In CoreCivic, Inc. v. Candide Group, LLC, 46 F.4th 1136 (2022), the Ninth Circuit reaffirmed 20 years of decisions holding that special motions to strike under California’s “Anti-SLAPP statute” may be filed in federal diversity actions. As the court reflected, circuits have split over the federal implementation of the various states’ Anti-SLAPP motions. See id. at 1142–43. But the Ninth Circuit’s position on this question has been long settled. Id. at 1140. And the Ninth Circuit’s latest published opinion on the issue does not reconsider the merits of the issue or even attempt to defend its rule against the criticism it has faced from other circuits and even Ninth Circuit judges. See, e.g., Travelers Cas. Ins. Co. of Am. v. Hirsh, 831 F.3d 1179, 1182 (Kozinski, J. concurring). Rather, the decision merely explains the court’s refusal to reverse itself. The relative merits of its precedent and the strength of a party’s arguments against it are largely irrelevant; a Ninth Circuit panel is bound to follow the court’s past decisions except in exceptional circumstances. See id. at 1140–43.

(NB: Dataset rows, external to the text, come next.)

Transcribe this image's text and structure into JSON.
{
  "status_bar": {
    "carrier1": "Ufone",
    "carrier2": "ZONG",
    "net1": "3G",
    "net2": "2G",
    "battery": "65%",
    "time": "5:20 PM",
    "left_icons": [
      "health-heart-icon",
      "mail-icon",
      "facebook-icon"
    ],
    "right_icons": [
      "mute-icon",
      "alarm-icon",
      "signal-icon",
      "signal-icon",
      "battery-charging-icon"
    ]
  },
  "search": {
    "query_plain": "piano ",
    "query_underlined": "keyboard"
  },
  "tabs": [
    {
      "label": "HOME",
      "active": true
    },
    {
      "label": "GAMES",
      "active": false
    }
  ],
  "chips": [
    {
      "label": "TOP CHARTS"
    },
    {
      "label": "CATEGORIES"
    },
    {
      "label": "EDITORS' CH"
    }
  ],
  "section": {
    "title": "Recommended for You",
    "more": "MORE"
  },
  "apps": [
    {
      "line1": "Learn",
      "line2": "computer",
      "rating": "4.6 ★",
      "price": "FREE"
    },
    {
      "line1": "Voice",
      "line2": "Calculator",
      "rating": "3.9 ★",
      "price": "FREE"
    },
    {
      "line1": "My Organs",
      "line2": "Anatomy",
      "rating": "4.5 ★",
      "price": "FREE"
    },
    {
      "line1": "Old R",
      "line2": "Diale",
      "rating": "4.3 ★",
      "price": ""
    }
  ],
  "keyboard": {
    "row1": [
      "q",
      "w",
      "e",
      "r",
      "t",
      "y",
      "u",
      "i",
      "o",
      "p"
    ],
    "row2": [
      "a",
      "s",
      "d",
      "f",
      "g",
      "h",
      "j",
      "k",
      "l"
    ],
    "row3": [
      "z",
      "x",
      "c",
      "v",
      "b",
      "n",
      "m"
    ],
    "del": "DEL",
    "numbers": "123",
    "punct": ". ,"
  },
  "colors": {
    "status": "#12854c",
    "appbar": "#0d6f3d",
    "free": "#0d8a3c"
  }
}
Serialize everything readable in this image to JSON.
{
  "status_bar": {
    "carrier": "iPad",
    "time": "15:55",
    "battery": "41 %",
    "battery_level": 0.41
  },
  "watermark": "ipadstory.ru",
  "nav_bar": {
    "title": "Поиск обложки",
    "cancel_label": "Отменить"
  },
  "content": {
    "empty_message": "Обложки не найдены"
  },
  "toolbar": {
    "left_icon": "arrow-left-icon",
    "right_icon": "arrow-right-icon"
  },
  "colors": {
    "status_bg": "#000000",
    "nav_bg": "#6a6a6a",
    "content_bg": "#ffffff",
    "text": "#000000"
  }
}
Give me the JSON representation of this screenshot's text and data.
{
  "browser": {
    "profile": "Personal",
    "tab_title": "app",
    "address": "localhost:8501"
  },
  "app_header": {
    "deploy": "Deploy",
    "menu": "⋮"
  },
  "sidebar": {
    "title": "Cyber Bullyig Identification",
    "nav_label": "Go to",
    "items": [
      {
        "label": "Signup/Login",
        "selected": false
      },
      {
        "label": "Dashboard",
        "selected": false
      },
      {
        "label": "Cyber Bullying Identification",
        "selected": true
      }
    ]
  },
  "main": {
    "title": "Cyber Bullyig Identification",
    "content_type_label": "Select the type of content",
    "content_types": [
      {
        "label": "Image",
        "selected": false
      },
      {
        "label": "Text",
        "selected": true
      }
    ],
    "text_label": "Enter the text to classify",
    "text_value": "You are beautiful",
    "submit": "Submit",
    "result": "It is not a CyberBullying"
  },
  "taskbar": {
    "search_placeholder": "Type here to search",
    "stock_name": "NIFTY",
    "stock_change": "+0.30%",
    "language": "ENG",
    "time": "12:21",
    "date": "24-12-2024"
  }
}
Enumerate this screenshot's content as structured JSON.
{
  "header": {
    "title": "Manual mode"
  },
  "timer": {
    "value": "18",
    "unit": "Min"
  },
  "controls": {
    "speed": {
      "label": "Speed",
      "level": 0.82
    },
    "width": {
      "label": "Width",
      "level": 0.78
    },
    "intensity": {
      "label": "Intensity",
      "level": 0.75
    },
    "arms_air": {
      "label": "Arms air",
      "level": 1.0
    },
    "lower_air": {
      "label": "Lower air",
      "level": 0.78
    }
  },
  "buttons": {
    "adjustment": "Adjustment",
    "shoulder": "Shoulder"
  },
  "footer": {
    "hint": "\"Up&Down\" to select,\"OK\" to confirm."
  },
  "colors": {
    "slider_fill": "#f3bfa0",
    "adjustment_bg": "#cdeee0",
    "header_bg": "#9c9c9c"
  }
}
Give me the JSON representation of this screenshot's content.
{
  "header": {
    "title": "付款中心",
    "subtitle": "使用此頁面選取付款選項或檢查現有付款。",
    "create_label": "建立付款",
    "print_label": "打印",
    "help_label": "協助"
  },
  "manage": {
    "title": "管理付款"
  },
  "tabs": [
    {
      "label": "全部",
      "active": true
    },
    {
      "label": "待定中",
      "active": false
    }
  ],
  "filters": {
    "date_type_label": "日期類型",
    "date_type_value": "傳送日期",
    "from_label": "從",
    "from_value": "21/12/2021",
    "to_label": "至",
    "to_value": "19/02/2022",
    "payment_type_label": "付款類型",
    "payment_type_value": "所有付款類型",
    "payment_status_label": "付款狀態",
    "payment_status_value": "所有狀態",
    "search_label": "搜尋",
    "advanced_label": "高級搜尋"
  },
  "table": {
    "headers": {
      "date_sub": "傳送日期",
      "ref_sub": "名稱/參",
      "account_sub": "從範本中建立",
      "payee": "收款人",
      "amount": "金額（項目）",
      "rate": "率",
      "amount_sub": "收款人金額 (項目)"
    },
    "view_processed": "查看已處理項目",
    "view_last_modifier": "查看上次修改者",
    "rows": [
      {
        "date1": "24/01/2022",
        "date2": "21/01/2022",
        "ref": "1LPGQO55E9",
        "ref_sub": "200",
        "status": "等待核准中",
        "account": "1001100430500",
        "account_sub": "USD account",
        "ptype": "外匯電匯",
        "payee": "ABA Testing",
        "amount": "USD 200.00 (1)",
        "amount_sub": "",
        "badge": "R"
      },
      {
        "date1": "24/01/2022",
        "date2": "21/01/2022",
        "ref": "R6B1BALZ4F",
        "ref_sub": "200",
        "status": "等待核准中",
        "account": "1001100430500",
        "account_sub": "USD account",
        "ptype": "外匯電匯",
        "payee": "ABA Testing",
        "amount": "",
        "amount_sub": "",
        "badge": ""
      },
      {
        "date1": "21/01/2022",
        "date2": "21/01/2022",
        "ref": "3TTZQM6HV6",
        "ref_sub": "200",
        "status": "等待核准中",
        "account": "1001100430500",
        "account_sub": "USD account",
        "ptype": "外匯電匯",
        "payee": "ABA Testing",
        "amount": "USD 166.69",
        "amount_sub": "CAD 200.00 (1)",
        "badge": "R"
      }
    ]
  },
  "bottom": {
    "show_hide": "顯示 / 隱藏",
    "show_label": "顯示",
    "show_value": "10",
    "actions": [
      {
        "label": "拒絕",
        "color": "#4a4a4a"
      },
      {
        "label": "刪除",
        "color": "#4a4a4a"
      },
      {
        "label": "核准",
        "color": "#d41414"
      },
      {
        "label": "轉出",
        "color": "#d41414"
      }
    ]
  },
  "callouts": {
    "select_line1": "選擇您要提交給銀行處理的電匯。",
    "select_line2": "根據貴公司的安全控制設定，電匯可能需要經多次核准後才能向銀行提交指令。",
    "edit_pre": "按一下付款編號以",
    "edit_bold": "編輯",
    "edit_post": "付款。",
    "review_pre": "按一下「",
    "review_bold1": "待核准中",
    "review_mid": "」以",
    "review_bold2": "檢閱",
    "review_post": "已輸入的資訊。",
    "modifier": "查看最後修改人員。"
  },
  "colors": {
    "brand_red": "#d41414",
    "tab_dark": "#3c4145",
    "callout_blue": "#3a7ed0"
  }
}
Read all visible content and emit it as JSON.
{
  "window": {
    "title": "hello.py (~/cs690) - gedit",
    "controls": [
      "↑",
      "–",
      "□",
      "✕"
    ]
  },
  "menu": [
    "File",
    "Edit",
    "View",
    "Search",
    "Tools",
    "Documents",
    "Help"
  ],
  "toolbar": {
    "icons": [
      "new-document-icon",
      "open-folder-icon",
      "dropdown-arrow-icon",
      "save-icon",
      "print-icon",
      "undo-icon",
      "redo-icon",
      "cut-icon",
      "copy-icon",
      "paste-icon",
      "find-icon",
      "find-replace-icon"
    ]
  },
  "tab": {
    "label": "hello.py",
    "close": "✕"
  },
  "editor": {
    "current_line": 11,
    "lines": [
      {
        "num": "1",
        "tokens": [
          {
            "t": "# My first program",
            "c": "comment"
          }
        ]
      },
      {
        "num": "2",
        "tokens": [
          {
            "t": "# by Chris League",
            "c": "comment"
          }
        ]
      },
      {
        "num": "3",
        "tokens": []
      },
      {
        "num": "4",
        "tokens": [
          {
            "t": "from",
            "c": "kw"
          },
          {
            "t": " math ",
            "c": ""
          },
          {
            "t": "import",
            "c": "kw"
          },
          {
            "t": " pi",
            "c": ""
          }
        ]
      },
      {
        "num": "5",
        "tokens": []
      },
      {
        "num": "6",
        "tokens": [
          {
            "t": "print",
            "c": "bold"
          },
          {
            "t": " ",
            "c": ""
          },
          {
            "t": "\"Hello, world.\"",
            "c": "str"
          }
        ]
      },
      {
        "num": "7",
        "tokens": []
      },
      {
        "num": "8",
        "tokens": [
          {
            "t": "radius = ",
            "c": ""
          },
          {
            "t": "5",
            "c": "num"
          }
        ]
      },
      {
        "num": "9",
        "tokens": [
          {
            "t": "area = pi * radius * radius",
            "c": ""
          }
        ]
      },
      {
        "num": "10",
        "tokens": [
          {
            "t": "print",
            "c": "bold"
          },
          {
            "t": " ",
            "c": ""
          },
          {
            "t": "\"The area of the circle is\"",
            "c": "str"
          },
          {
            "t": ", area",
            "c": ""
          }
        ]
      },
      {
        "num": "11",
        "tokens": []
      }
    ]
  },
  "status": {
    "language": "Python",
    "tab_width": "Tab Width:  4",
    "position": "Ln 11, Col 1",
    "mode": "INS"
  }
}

So, what is a litigant to do when it has a need and good faith basis to challenge otherwise binding case law from intermediate appellate courts? Some discussion of the governing principles will help inform an approach.